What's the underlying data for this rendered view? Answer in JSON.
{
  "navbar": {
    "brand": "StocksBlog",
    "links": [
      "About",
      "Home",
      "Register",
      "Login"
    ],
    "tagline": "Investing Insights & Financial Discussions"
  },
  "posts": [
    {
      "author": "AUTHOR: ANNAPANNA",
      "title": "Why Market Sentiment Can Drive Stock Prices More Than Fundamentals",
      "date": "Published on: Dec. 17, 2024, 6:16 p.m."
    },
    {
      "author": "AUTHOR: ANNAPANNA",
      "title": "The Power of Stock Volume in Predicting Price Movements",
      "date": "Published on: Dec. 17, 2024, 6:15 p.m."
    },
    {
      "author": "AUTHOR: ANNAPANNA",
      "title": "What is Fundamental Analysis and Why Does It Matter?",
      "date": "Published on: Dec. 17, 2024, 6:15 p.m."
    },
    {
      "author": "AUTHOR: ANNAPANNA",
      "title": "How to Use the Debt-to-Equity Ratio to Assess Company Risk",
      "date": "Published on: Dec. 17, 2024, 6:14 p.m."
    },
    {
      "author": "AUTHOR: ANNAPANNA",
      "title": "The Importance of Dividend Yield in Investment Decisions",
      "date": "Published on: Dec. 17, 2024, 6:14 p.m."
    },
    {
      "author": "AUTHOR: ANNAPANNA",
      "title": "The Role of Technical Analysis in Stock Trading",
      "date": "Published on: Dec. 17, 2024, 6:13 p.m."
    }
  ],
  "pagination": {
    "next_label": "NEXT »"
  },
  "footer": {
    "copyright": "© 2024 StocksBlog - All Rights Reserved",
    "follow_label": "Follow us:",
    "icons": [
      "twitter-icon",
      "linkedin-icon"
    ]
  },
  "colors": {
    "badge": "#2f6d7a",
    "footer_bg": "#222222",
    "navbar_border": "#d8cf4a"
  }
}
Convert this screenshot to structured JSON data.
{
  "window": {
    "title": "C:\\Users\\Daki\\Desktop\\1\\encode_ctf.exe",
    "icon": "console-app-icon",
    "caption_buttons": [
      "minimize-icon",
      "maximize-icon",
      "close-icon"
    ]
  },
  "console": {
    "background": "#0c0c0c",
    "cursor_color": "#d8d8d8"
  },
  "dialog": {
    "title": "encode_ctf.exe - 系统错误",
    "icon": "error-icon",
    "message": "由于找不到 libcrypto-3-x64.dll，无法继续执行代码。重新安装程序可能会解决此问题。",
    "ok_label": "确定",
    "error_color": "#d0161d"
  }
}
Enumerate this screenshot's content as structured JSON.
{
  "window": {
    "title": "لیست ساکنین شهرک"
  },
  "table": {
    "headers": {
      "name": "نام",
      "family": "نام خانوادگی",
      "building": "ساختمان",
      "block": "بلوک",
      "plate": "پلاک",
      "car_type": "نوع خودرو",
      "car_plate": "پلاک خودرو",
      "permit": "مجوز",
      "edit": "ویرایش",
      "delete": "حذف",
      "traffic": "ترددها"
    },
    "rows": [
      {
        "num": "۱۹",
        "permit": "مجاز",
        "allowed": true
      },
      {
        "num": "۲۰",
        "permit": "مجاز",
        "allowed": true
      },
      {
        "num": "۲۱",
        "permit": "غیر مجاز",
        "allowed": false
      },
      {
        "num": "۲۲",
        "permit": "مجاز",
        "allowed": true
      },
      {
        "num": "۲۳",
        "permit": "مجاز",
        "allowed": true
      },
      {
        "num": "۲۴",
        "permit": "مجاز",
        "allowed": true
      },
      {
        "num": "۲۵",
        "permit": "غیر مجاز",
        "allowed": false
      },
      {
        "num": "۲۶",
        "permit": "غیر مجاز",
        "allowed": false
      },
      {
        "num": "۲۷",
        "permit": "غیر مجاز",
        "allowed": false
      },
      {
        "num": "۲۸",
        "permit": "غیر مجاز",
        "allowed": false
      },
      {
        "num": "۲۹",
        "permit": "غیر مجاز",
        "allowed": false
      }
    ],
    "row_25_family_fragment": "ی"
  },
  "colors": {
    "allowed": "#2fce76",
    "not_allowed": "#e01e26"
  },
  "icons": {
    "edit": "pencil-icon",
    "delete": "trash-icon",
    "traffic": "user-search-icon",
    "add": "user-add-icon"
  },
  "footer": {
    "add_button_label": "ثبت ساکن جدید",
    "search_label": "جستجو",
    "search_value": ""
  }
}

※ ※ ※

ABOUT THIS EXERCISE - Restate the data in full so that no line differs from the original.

ANSWER SPACE -
What's the underlying data for this rendered view? Answer in JSON.
{
  "navbar": {
    "brand": "StocksBlog",
    "links": [
      "About",
      "Home",
      "Register",
      "Login"
    ],
    "tagline": "Investing Insights & Financial Discussions"
  },
  "posts": [
    {
      "author": "AUTHOR: ANNAPANNA",
      "title": "Why Market Sentiment Can Drive Stock Prices More Than Fundamentals",
      "date": "Published on: Dec. 17, 2024, 6:16 p.m."
    },
    {
      "author": "AUTHOR: ANNAPANNA",
      "title": "The Power of Stock Volume in Predicting Price Movements",
      "date": "Published on: Dec. 17, 2024, 6:15 p.m."
    },
    {
      "author": "AUTHOR: ANNAPANNA",
      "title": "What is Fundamental Analysis and Why Does It Matter?",
      "date": "Published on: Dec. 17, 2024, 6:15 p.m."
    },
    {
      "author": "AUTHOR: ANNAPANNA",
      "title": "How to Use the Debt-to-Equity Ratio to Assess Company Risk",
      "date": "Published on: Dec. 17, 2024, 6:14 p.m."
    },
    {
      "author": "AUTHOR: ANNAPANNA",
      "title": "The Importance of Dividend Yield in Investment Decisions",
      "date": "Published on: Dec. 17, 2024, 6:14 p.m."
    },
    {
      "author": "AUTHOR: ANNAPANNA",
      "title": "The Role of Technical Analysis in Stock Trading",
      "date": "Published on: Dec. 17, 2024, 6:13 p.m."
    }
  ],
  "pagination": {
    "next_label": "NEXT »"
  },
  "footer": {
    "copyright": "© 2024 StocksBlog - All Rights Reserved",
    "follow_label": "Follow us:",
    "icons": [
      "twitter-icon",
      "linkedin-icon"
    ]
  },
  "colors": {
    "badge": "#2f6d7a",
    "footer_bg": "#222222",
    "navbar_border": "#d8cf4a"
  }
}
Convert this screenshot to structured JSON data.
{
  "window": {
    "title": "C:\\Users\\Daki\\Desktop\\1\\encode_ctf.exe",
    "icon": "console-app-icon",
    "caption_buttons": [
      "minimize-icon",
      "maximize-icon",
      "close-icon"
    ]
  },
  "console": {
    "background": "#0c0c0c",
    "cursor_color": "#d8d8d8"
  },
  "dialog": {
    "title": "encode_ctf.exe - 系统错误",
    "icon": "error-icon",
    "message": "由于找不到 libcrypto-3-x64.dll，无法继续执行代码。重新安装程序可能会解决此问题。",
    "ok_label": "确定",
    "error_color": "#d0161d"
  }
}
Enumerate this screenshot's content as structured JSON.
{
  "window": {
    "title": "لیست ساکنین شهرک"
  },
  "table": {
    "headers": {
      "name": "نام",
      "family": "نام خانوادگی",
      "building": "ساختمان",
      "block": "بلوک",
      "plate": "پلاک",
      "car_type": "نوع خودرو",
      "car_plate": "پلاک خودرو",
      "permit": "مجوز",
      "edit": "ویرایش",
      "delete": "حذف",
      "traffic": "ترددها"
    },
    "rows": [
      {
        "num": "۱۹",
        "permit": "مجاز",
        "allowed": true
      },
      {
        "num": "۲۰",
        "permit": "مجاز",
        "allowed": true
      },
      {
        "num": "۲۱",
        "permit": "غیر مجاز",
        "allowed": false
      },
      {
        "num": "۲۲",
        "permit": "مجاز",
        "allowed": true
      },
      {
        "num": "۲۳",
        "permit": "مجاز",
        "allowed": true
      },
      {
        "num": "۲۴",
        "permit": "مجاز",
        "allowed": true
      },
      {
        "num": "۲۵",
        "permit": "غیر مجاز",
        "allowed": false
      },
      {
        "num": "۲۶",
        "permit": "غیر مجاز",
        "allowed": false
      },
      {
        "num": "۲۷",
        "permit": "غیر مجاز",
        "allowed": false
      },
      {
        "num": "۲۸",
        "permit": "غیر مجاز",
        "allowed": false
      },
      {
        "num": "۲۹",
        "permit": "غیر مجاز",
        "allowed": false
      }
    ],
    "row_25_family_fragment": "ی"
  },
  "colors": {
    "allowed": "#2fce76",
    "not_allowed": "#e01e26"
  },
  "icons": {
    "edit": "pencil-icon",
    "delete": "trash-icon",
    "traffic": "user-search-icon",
    "add": "user-add-icon"
  },
  "footer": {
    "add_button_label": "ثبت ساکن جدید",
    "search_label": "جستجو",
    "search_value": ""
  }
}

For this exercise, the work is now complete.